Rockaway, New York is a unique beach community on the fringes of New York City. On a good day, it takes about an hour and a half to reach Manhattan, a fortress viewable from the bayside of our four-block-wide peninsula. It is about as south as you can get, sitting at the very bottom of the subway map's version of the city; a little strip of yellow sand. It is no wonder that when the sea surged on October 29 and made its mighty roar, the ocean and the bay met six feet deep on Rockaway Boulevard, flowing into basements, first floors and affecting lives. Houses, cars, businesses, the boardwalk—all destroyed.
Our nonprofit Arts in Parts formed with the understanding that art is restorative. And beyond the immediate emergency, there needed to be an ongoing healing effort to address the less obvious issues. Through the lens of creativity, Arts in Parts hoped to start a dialogue with the children of Rockaway about their experiences through the storm. Chris Martin and Heather Kramer, two Rockaway residents, wanted to help out their core neighborhood after their home and whole community were destroyed. They joined forces with Cecilia de Corral and Diwa Tamrong, two Brooklyn-based teachers and artists who wanted to share their passion for creative learning with the young minds of Rockaway. All four of us shared a like-minded passion to heal through the practice of art. Starting with the help of friends Lizzie Jones, Gillian Jones, Zack Genin and only a bucket of art materials gathered from our apartments, Arts in Parts formed in November 2012.

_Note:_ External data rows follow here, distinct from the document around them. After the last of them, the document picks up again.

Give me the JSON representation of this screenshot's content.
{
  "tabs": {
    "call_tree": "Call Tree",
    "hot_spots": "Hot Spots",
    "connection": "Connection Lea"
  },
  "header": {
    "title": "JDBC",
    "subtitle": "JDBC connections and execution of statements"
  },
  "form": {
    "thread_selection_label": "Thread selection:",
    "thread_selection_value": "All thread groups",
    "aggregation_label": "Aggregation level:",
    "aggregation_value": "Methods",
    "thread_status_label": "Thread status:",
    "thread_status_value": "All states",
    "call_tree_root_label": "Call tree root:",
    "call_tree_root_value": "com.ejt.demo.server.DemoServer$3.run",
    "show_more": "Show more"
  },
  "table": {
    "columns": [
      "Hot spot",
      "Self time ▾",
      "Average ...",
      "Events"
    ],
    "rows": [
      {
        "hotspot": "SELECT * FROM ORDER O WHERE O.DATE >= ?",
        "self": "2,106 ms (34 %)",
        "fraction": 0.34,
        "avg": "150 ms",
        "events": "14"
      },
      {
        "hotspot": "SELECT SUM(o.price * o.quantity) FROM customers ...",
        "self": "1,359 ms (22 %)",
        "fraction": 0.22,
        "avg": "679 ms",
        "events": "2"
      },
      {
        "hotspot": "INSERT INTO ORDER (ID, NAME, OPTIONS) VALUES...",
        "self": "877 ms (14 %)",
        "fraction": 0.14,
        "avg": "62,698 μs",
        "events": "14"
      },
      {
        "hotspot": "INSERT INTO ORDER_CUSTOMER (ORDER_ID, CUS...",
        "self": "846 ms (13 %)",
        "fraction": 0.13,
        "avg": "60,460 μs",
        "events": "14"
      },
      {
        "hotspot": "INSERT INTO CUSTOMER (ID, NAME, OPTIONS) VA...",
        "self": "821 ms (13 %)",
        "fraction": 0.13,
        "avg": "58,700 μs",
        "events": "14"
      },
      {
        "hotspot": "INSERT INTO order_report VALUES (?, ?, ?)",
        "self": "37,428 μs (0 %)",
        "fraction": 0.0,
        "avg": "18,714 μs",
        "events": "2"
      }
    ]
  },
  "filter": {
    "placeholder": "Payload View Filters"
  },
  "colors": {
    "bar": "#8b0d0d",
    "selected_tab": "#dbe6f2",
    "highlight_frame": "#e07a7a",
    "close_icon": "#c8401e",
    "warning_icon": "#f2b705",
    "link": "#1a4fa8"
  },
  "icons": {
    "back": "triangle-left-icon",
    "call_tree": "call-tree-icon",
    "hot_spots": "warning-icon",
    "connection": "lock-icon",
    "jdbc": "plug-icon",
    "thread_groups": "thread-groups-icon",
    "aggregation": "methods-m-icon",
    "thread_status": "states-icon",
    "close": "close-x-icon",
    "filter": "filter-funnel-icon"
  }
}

We’ve utilized donated space and materials to begin teaching in the storm's wake. Set up inside a relief and materials distribution center, we began our art workshops with local children. Every Sunday, kids have gathered in an ever-evolving space to create and imagine, with projects asking them to address what was happening around them through Storm Fighting Superhero comic books to dioramas of their local ecosystem. It was within these two-hour workshops that we’ve realized how powerful these projects were. With the help of art nonprofit Beam Center and Occupy Sandy,we decided to form a summer program that will be held at Smallwater with the help of Michelle Cortez.
The Rockaway oceanside is a resource underutilized by many families for what it has to teach. Along with art and environmental education, Arts in Parts is tending to an educational garden this summer, where seeds can get planted, hands can get dirty, and young minds can grow. Two hours will be spent everyday on making, eating, and preparing local and sustainable food for lunch—an exploration in itself. The kids will learn about different modes of exploration, traveling from their immediate oceanside to the air field, from the corners of our garden to Dead Horse Bay. We’ll make maps of all kinds along the way, using traditional styles of navigation, as well as sound and textures to guide us. Learning about the different ecosystems in their immediate environment will give them a fresh look at their own backyard, and the skills to help rebuild their community in a responsible and positive way. The weeks will end with a celebration and the display of a large-scale, collaborative project: a shelter made entirely of sea grasses, a Rube Goldberg-inspired sound machine, an explorative sensory tunnel, and a parade with handmade costumes. The projects will support the knowledge gained throughout the week and will encourage exploration with the way we hear, see, feel, taste, and interact with each other.
The effects of Sandy can still be seen in boarded-up shop windows and the lack of usual public transportation. But the sun has come out and people are starting to play outside again, neighbors are chatting on whatever is left of the boardwalk and restaurants are re-opening. There is hope with the new spring. Our hope, this summer, is to empower the young minds of Rockaway to be the future of the ongoing, conscious effort that our planet and community needs. If you'd like to be a part of it, consider being a part of our Kickstarter campaign.
This project will be featured in GOOD's Saturday series Push For Good—our guide to crowdfunding creative progress.